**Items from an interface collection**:
# # #
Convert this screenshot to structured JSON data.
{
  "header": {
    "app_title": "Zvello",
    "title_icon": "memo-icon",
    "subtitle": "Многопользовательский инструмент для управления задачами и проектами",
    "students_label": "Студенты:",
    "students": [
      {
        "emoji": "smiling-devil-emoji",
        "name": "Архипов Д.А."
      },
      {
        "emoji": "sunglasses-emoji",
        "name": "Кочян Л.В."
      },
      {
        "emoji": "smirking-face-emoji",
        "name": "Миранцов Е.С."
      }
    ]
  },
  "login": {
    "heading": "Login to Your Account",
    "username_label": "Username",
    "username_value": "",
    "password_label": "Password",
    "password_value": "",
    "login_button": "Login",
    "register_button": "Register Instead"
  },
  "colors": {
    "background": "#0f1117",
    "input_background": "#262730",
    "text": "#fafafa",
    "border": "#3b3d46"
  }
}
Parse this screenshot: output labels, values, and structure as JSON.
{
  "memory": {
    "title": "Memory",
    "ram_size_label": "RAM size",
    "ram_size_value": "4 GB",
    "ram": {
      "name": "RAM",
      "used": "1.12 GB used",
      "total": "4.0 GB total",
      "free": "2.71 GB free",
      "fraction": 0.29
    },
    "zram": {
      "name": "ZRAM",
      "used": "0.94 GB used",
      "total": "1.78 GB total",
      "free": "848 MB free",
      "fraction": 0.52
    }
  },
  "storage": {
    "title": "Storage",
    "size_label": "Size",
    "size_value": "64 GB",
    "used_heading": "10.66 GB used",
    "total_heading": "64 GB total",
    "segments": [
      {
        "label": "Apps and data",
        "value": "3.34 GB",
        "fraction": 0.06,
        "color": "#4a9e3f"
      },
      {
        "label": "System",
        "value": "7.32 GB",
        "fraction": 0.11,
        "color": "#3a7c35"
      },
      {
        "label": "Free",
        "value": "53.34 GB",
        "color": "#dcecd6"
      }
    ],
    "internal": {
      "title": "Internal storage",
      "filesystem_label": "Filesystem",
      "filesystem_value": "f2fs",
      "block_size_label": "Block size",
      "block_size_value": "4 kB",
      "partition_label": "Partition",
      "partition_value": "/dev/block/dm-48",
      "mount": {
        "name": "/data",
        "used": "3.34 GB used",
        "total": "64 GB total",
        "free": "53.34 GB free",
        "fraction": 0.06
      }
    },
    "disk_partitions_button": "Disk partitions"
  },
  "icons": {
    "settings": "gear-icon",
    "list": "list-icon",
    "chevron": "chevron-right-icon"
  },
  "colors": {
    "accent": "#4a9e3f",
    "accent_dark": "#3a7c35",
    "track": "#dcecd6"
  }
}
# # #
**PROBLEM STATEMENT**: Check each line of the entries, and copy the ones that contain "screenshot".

**FINISHED EXERCISE**:
Convert this screenshot to structured JSON data.
Parse this screenshot: output labels, values, and structure as JSON.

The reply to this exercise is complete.